Prompt
Every entry in the following listing must be restated word for word, though not its pictures.

Study material
- Opening Delimiter -
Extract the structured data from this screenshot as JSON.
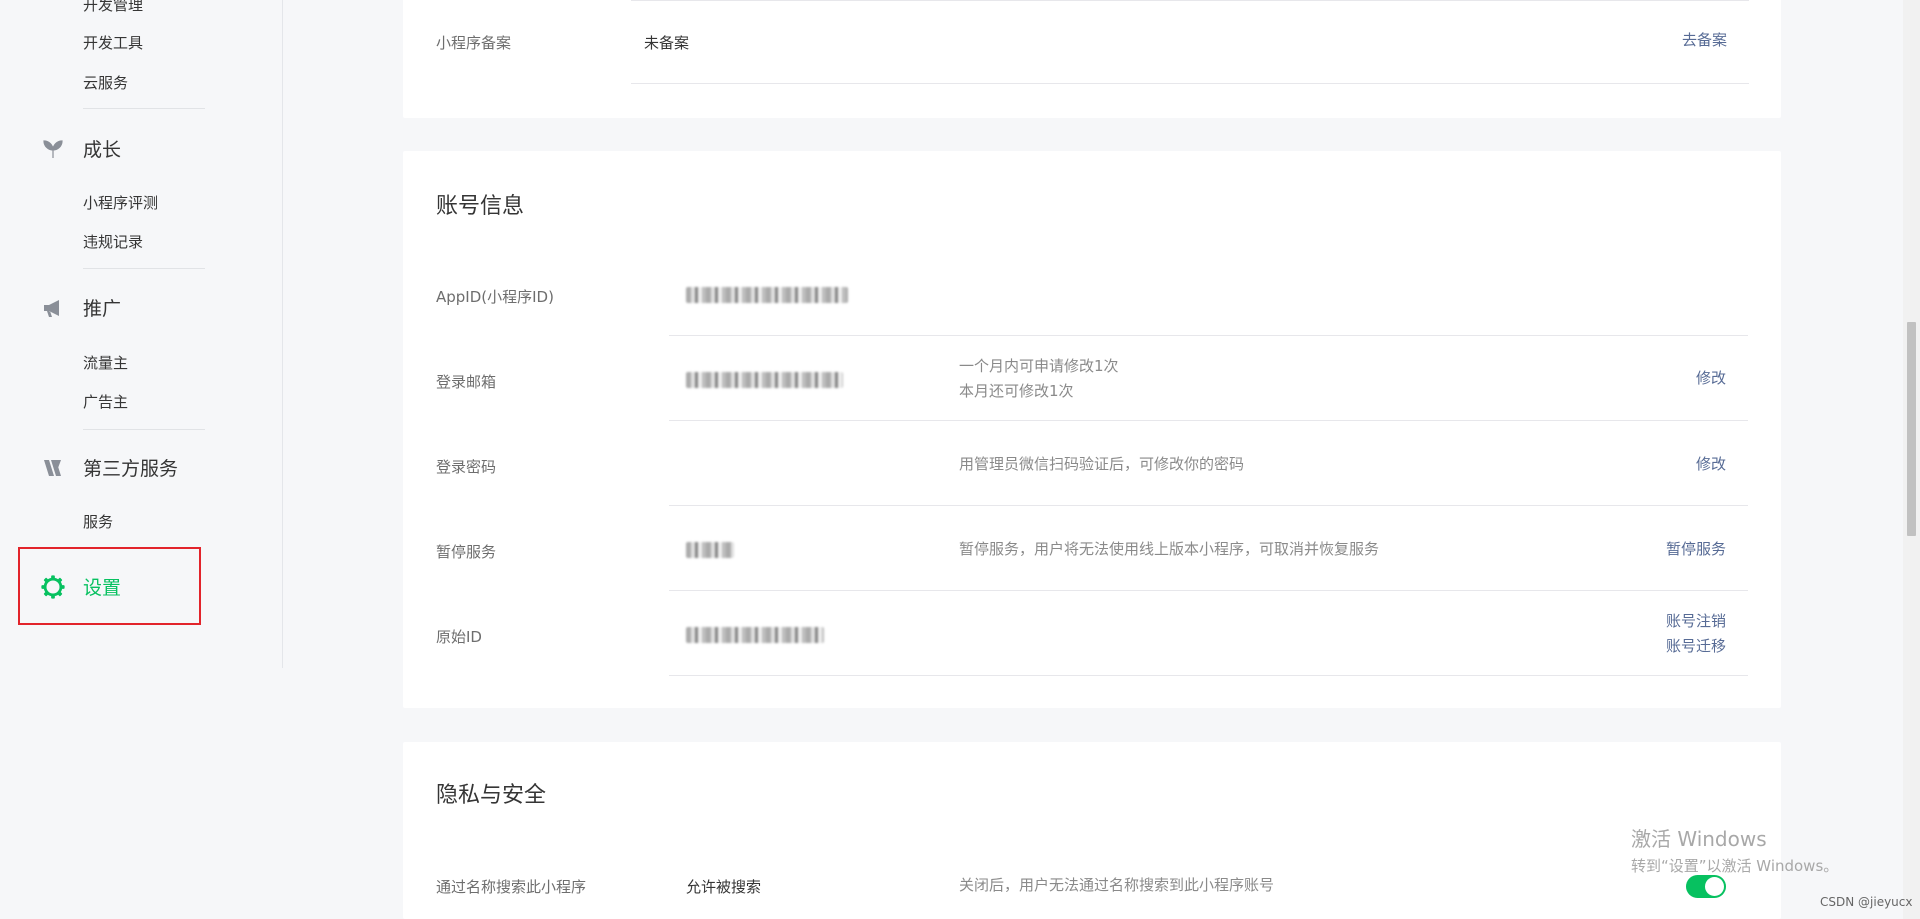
{
  "sidebar": {
    "top_items": [
      "开发管理",
      "开发工具",
      "云服务"
    ],
    "sections": [
      {
        "label": "成长",
        "icon": "sprout-icon",
        "items": [
          "小程序评测",
          "违规记录"
        ]
      },
      {
        "label": "推广",
        "icon": "megaphone-icon",
        "items": [
          "流量主",
          "广告主"
        ]
      },
      {
        "label": "第三方服务",
        "icon": "third-party-icon",
        "items": [
          "服务"
        ]
      }
    ],
    "settings": {
      "label": "设置",
      "icon": "gear-icon",
      "active_color": "#07c160",
      "highlight_color": "#e2242b"
    }
  },
  "filing": {
    "label": "小程序备案",
    "value": "未备案",
    "action": "去备案"
  },
  "account": {
    "title": "账号信息",
    "rows": [
      {
        "label": "AppID(小程序ID)",
        "value_redacted": true,
        "desc": "",
        "actions": []
      },
      {
        "label": "登录邮箱",
        "value_redacted": true,
        "desc": [
          "一个月内可申请修改1次",
          "本月还可修改1次"
        ],
        "actions": [
          "修改"
        ]
      },
      {
        "label": "登录密码",
        "value_redacted": false,
        "desc": [
          "用管理员微信扫码验证后，可修改你的密码"
        ],
        "actions": [
          "修改"
        ]
      },
      {
        "label": "暂停服务",
        "value_redacted": true,
        "desc": [
          "暂停服务，用户将无法使用线上版本小程序，可取消并恢复服务"
        ],
        "actions": [
          "暂停服务"
        ]
      },
      {
        "label": "原始ID",
        "value_redacted": true,
        "desc": "",
        "actions": [
          "账号注销",
          "账号迁移"
        ]
      }
    ]
  },
  "privacy": {
    "title": "隐私与安全",
    "rows": [
      {
        "label": "通过名称搜索此小程序",
        "value": "允许被搜索",
        "desc": "关闭后，用户无法通过名称搜索到此小程序账号",
        "toggle_on": true
      }
    ]
  },
  "watermark": {
    "line1": "激活 Windows",
    "line2": "转到“设置”以激活 Windows。"
  },
  "csdn": "CSDN @jieyucx",
  "colors": {
    "link": "#576b95",
    "accent": "#07c160"
  }
}
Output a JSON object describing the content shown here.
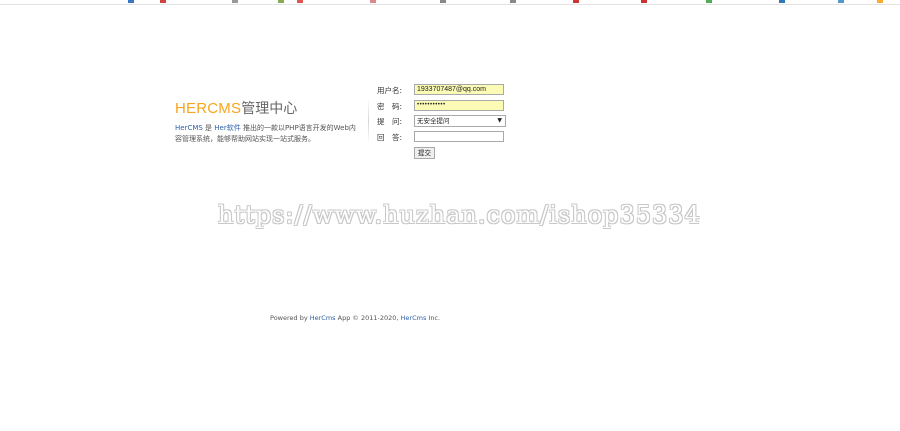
{
  "brand": {
    "title_latin": "HERCMS",
    "title_cjk": "管理中心",
    "desc_link1": "HerCMS",
    "desc_part1": " 是 ",
    "desc_link2": "Her软件",
    "desc_part2": " 推出的一款以PHP语言开发的Web内容管理系统，能够帮助网站实现一站式服务。"
  },
  "form": {
    "username_label": "用户名:",
    "username_value": "1933707487@qq.com",
    "password_label": "密　码:",
    "password_value": "•••••••••••",
    "question_label": "提　问:",
    "question_selected": "无安全提问",
    "answer_label": "回　答:",
    "answer_value": "",
    "submit_label": "提交"
  },
  "watermark": "https://www.huzhan.com/ishop35334",
  "footer": {
    "prefix": "Powered by ",
    "link1": "HerCms",
    "middle": " App © 2011-2020, ",
    "link2": "HerCms",
    "suffix": " Inc."
  },
  "colors": {
    "brand_orange": "#f7a51d",
    "link_blue": "#2d5fa6",
    "autofill_yellow": "#fbfbb5"
  }
}
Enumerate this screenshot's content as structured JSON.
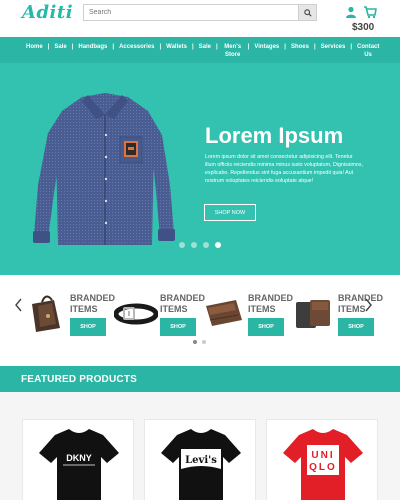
{
  "brand": {
    "logo_text": "Aditi"
  },
  "search": {
    "placeholder": "Search"
  },
  "cart": {
    "total": "$300"
  },
  "nav": {
    "items": [
      "Home",
      "Sale",
      "Handbags",
      "Accessories",
      "Wallets",
      "Sale",
      "Men's Store",
      "Vintages",
      "Shoes",
      "Services",
      "Contact Us"
    ]
  },
  "hero": {
    "title": "Lorem Ipsum",
    "text": "Lorem ipsum dolor sit amet consectetur adipisicing elit. Tenetur illum officiis reiciendis minima minus iusto voluptatum, Dignissimos, explicabo. Repellendus sint fuga accusantium impedit quia! Aut nostrum voluptates reiciendis eoluptate atque!",
    "button_label": "SHOP NOW",
    "slide_count": 4,
    "active_slide": 4
  },
  "carousel": {
    "items": [
      {
        "title": "BRANDED ITEMS",
        "button_label": "SHOP",
        "image": "bag-image"
      },
      {
        "title": "BRANDED ITEMS",
        "button_label": "SHOP",
        "image": "belt-image"
      },
      {
        "title": "BRANDED ITEMS",
        "button_label": "SHOP",
        "image": "wallet-image"
      },
      {
        "title": "BRANDED ITEMS",
        "button_label": "SHOP",
        "image": "wallet-image"
      }
    ],
    "page_count": 2,
    "active_page": 1
  },
  "featured": {
    "title": "FEATURED PRODUCTS",
    "products": [
      {
        "brand_print": "DKNY",
        "shirt_color": "#111111"
      },
      {
        "brand_print": "Levi's",
        "shirt_color": "#111111"
      },
      {
        "brand_print": "UNIQLO",
        "shirt_color": "#e21f26"
      }
    ]
  },
  "colors": {
    "accent": "#2ab5a5",
    "hero_bg": "#34c2b0",
    "shirt_blue": "#4a5d93"
  }
}
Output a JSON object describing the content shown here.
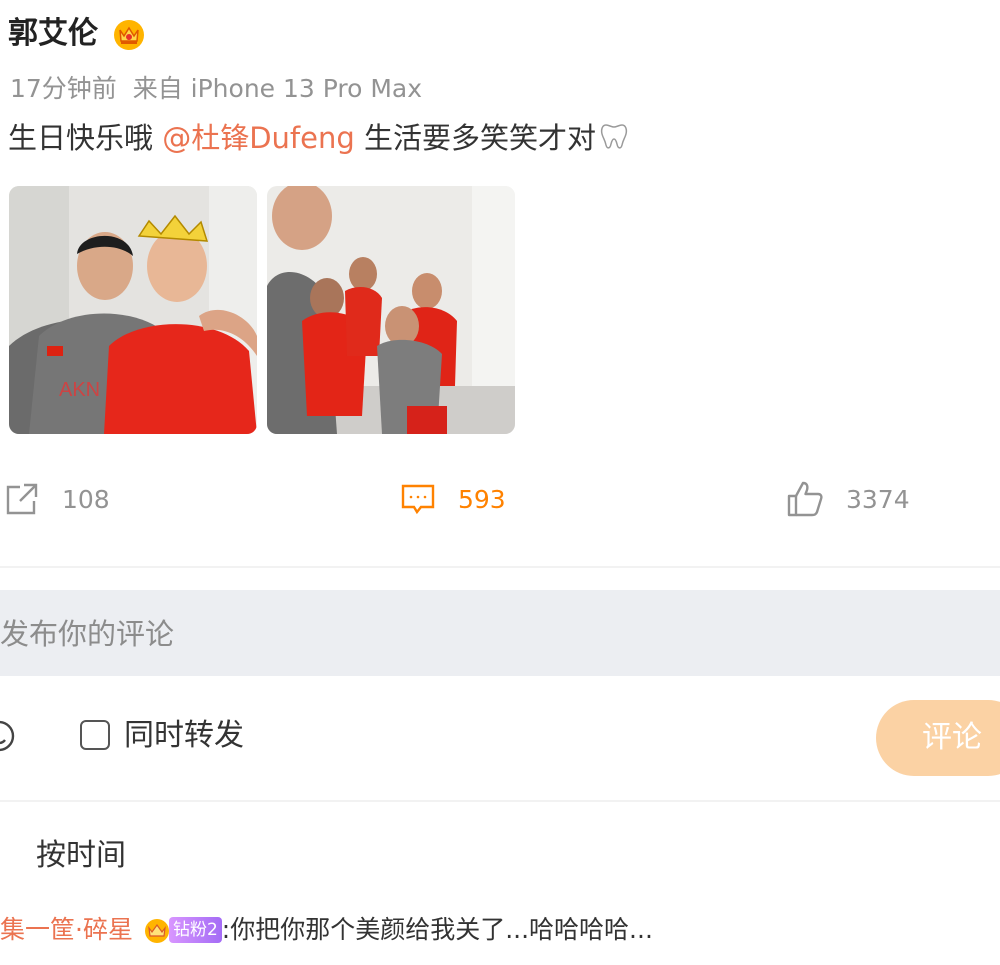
{
  "post": {
    "author": "郭艾伦",
    "time": "17分钟前",
    "source": "来自 iPhone 13 Pro Max",
    "text_before": "生日快乐哦 ",
    "mention": "@杜锋Dufeng",
    "text_after": "  生活要多笑笑才对"
  },
  "actions": {
    "repost_count": "108",
    "comment_count": "593",
    "like_count": "3374"
  },
  "comment_input": {
    "placeholder": "发布你的评论",
    "repost_checkbox_label": "同时转发",
    "submit_label": "评论"
  },
  "sort": {
    "label": "按时间"
  },
  "comments": [
    {
      "user": "集一筐·碎星",
      "badge": "钻粉2",
      "text": ":你把你那个美颜给我关了...哈哈哈哈..."
    }
  ],
  "colors": {
    "accent": "#ff8200",
    "mention": "#eb7350",
    "submit_button": "#fbd2a4",
    "input_bg": "#eceef2"
  },
  "icons": [
    "crown-icon",
    "tooth-emoji-icon",
    "repost-icon",
    "comment-icon",
    "like-icon",
    "emoji-icon",
    "diamond-fan-icon"
  ]
}
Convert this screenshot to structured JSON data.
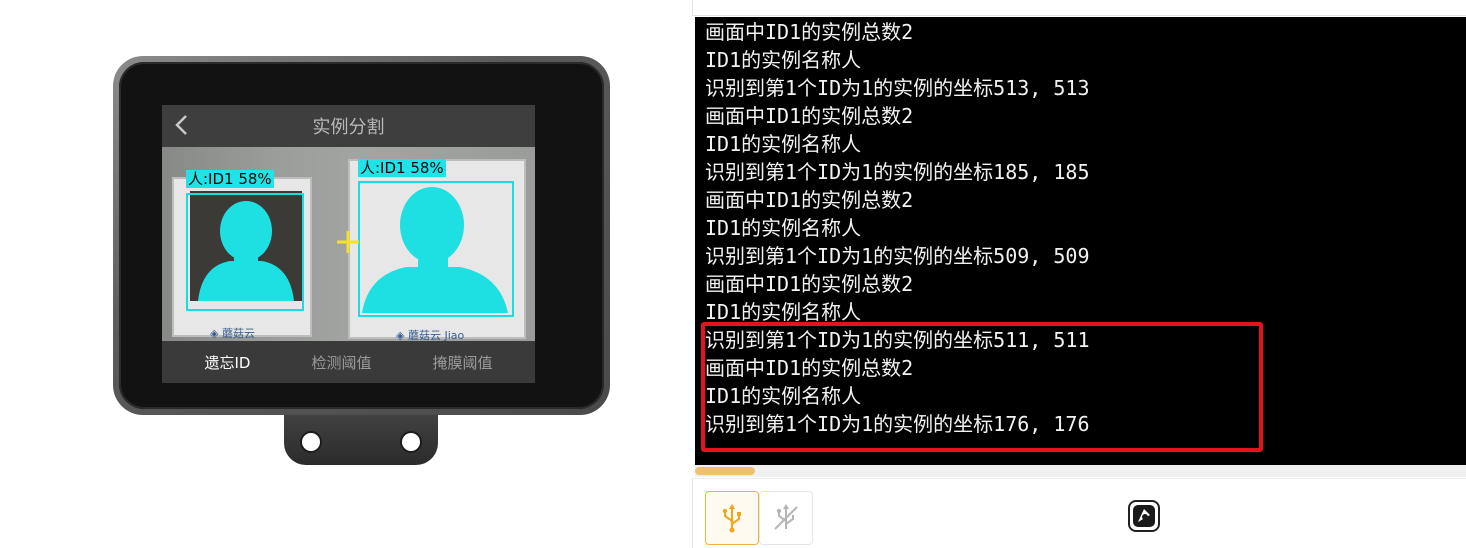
{
  "device": {
    "screen_title": "实例分割",
    "detections": [
      {
        "label": "人:ID1 58%"
      },
      {
        "label": "人:ID1 58%"
      }
    ],
    "card_logos": [
      "◈ 蘑菇云",
      "◈ 蘑菇云 Jiao"
    ],
    "bottom_buttons": [
      {
        "label": "遗忘ID",
        "active": true
      },
      {
        "label": "检测阈值",
        "active": false
      },
      {
        "label": "掩膜阈值",
        "active": false
      }
    ],
    "colors": {
      "detection": "#1fe3e6",
      "crosshair": "#f5e12a"
    }
  },
  "console": {
    "lines": [
      "画面中ID1的实例总数2",
      "ID1的实例名称人",
      "识别到第1个ID为1的实例的坐标513, 513",
      "画面中ID1的实例总数2",
      "ID1的实例名称人",
      "识别到第1个ID为1的实例的坐标185, 185",
      "画面中ID1的实例总数2",
      "ID1的实例名称人",
      "识别到第1个ID为1的实例的坐标509, 509",
      "画面中ID1的实例总数2",
      "ID1的实例名称人",
      "识别到第1个ID为1的实例的坐标511, 511",
      "画面中ID1的实例总数2",
      "ID1的实例名称人",
      "识别到第1个ID为1的实例的坐标176, 176"
    ],
    "highlight_color": "#e3141d"
  },
  "toolbar": {
    "icons": [
      "usb-connected-icon",
      "usb-disconnected-icon",
      "settings-icon"
    ],
    "accent": "#f2b441"
  }
}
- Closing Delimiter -
Expected answer
Extract the structured data from this screenshot as JSON.
{
  "sidebar": {
    "top_items": [
      "开发管理",
      "开发工具",
      "云服务"
    ],
    "sections": [
      {
        "label": "成长",
        "icon": "sprout-icon",
        "items": [
          "小程序评测",
          "违规记录"
        ]
      },
      {
        "label": "推广",
        "icon": "megaphone-icon",
        "items": [
          "流量主",
          "广告主"
        ]
      },
      {
        "label": "第三方服务",
        "icon": "third-party-icon",
        "items": [
          "服务"
        ]
      }
    ],
    "settings": {
      "label": "设置",
      "icon": "gear-icon",
      "active_color": "#07c160",
      "highlight_color": "#e2242b"
    }
  },
  "filing": {
    "label": "小程序备案",
    "value": "未备案",
    "action": "去备案"
  },
  "account": {
    "title": "账号信息",
    "rows": [
      {
        "label": "AppID(小程序ID)",
        "value_redacted": true,
        "desc": "",
        "actions": []
      },
      {
        "label": "登录邮箱",
        "value_redacted": true,
        "desc": [
          "一个月内可申请修改1次",
          "本月还可修改1次"
        ],
        "actions": [
          "修改"
        ]
      },
      {
        "label": "登录密码",
        "value_redacted": false,
        "desc": [
          "用管理员微信扫码验证后，可修改你的密码"
        ],
        "actions": [
          "修改"
        ]
      },
      {
        "label": "暂停服务",
        "value_redacted": true,
        "desc": [
          "暂停服务，用户将无法使用线上版本小程序，可取消并恢复服务"
        ],
        "actions": [
          "暂停服务"
        ]
      },
      {
        "label": "原始ID",
        "value_redacted": true,
        "desc": "",
        "actions": [
          "账号注销",
          "账号迁移"
        ]
      }
    ]
  },
  "privacy": {
    "title": "隐私与安全",
    "rows": [
      {
        "label": "通过名称搜索此小程序",
        "value": "允许被搜索",
        "desc": "关闭后，用户无法通过名称搜索到此小程序账号",
        "toggle_on": true
      }
    ]
  },
  "watermark": {
    "line1": "激活 Windows",
    "line2": "转到“设置”以激活 Windows。"
  },
  "csdn": "CSDN @jieyucx",
  "colors": {
    "link": "#576b95",
    "accent": "#07c160"
  }
}
Output a JSON object describing the content shown here.
{
  "brand": {
    "title_latin": "HERCMS",
    "title_cjk": "管理中心",
    "desc_link1": "HerCMS",
    "desc_part1": " 是 ",
    "desc_link2": "Her软件",
    "desc_part2": " 推出的一款以PHP语言开发的Web内容管理系统，能够帮助网站实现一站式服务。"
  },
  "form": {
    "username_label": "用户名:",
    "username_value": "1933707487@qq.com",
    "password_label": "密　码:",
    "password_value": "•••••••••••",
    "question_label": "提　问:",
    "question_selected": "无安全提问",
    "answer_label": "回　答:",
    "answer_value": "",
    "submit_label": "提交"
  },
  "watermark": "https://www.huzhan.com/ishop35334",
  "footer": {
    "prefix": "Powered by ",
    "link1": "HerCms",
    "middle": " App © 2011-2020, ",
    "link2": "HerCms",
    "suffix": " Inc."
  },
  "colors": {
    "brand_orange": "#f7a51d",
    "link_blue": "#2d5fa6",
    "autofill_yellow": "#fbfbb5"
  }
}
Enumerate this screenshot's content as structured JSON.
{
  "brand": {
    "logo_text": "Aditi"
  },
  "search": {
    "placeholder": "Search"
  },
  "cart": {
    "total": "$300"
  },
  "nav": {
    "items": [
      "Home",
      "Sale",
      "Handbags",
      "Accessories",
      "Wallets",
      "Sale",
      "Men's Store",
      "Vintages",
      "Shoes",
      "Services",
      "Contact Us"
    ]
  },
  "hero": {
    "title": "Lorem Ipsum",
    "text": "Lorem ipsum dolor sit amet consectetur adipisicing elit. Tenetur illum officiis reiciendis minima minus iusto voluptatum, Dignissimos, explicabo. Repellendus sint fuga accusantium impedit quia! Aut nostrum voluptates reiciendis eoluptate atque!",
    "button_label": "SHOP NOW",
    "slide_count": 4,
    "active_slide": 4
  },
  "carousel": {
    "items": [
      {
        "title": "BRANDED ITEMS",
        "button_label": "SHOP",
        "image": "bag-image"
      },
      {
        "title": "BRANDED ITEMS",
        "button_label": "SHOP",
        "image": "belt-image"
      },
      {
        "title": "BRANDED ITEMS",
        "button_label": "SHOP",
        "image": "wallet-image"
      },
      {
        "title": "BRANDED ITEMS",
        "button_label": "SHOP",
        "image": "wallet-image"
      }
    ],
    "page_count": 2,
    "active_page": 1
  },
  "featured": {
    "title": "FEATURED PRODUCTS",
    "products": [
      {
        "brand_print": "DKNY",
        "shirt_color": "#111111"
      },
      {
        "brand_print": "Levi's",
        "shirt_color": "#111111"
      },
      {
        "brand_print": "UNIQLO",
        "shirt_color": "#e21f26"
      }
    ]
  },
  "colors": {
    "accent": "#2ab5a5",
    "hero_bg": "#34c2b0",
    "shirt_blue": "#4a5d93"
  }
}
Output a JSON object describing the content shown here.
{
  "post": {
    "author": "郭艾伦",
    "time": "17分钟前",
    "source": "来自 iPhone 13 Pro Max",
    "text_before": "生日快乐哦 ",
    "mention": "@杜锋Dufeng",
    "text_after": "  生活要多笑笑才对"
  },
  "actions": {
    "repost_count": "108",
    "comment_count": "593",
    "like_count": "3374"
  },
  "comment_input": {
    "placeholder": "发布你的评论",
    "repost_checkbox_label": "同时转发",
    "submit_label": "评论"
  },
  "sort": {
    "label": "按时间"
  },
  "comments": [
    {
      "user": "集一筐·碎星",
      "badge": "钻粉2",
      "text": ":你把你那个美颜给我关了...哈哈哈哈..."
    }
  ],
  "colors": {
    "accent": "#ff8200",
    "mention": "#eb7350",
    "submit_button": "#fbd2a4",
    "input_bg": "#eceef2"
  },
  "icons": [
    "crown-icon",
    "tooth-emoji-icon",
    "repost-icon",
    "comment-icon",
    "like-icon",
    "emoji-icon",
    "diamond-fan-icon"
  ]
}
Convert this screenshot to structured JSON data.
{
  "device": {
    "screen_title": "实例分割",
    "detections": [
      {
        "label": "人:ID1 58%"
      },
      {
        "label": "人:ID1 58%"
      }
    ],
    "card_logos": [
      "◈ 蘑菇云",
      "◈ 蘑菇云 Jiao"
    ],
    "bottom_buttons": [
      {
        "label": "遗忘ID",
        "active": true
      },
      {
        "label": "检测阈值",
        "active": false
      },
      {
        "label": "掩膜阈值",
        "active": false
      }
    ],
    "colors": {
      "detection": "#1fe3e6",
      "crosshair": "#f5e12a"
    }
  },
  "console": {
    "lines": [
      "画面中ID1的实例总数2",
      "ID1的实例名称人",
      "识别到第1个ID为1的实例的坐标513, 513",
      "画面中ID1的实例总数2",
      "ID1的实例名称人",
      "识别到第1个ID为1的实例的坐标185, 185",
      "画面中ID1的实例总数2",
      "ID1的实例名称人",
      "识别到第1个ID为1的实例的坐标509, 509",
      "画面中ID1的实例总数2",
      "ID1的实例名称人",
      "识别到第1个ID为1的实例的坐标511, 511",
      "画面中ID1的实例总数2",
      "ID1的实例名称人",
      "识别到第1个ID为1的实例的坐标176, 176"
    ],
    "highlight_color": "#e3141d"
  },
  "toolbar": {
    "icons": [
      "usb-connected-icon",
      "usb-disconnected-icon",
      "settings-icon"
    ],
    "accent": "#f2b441"
  }
}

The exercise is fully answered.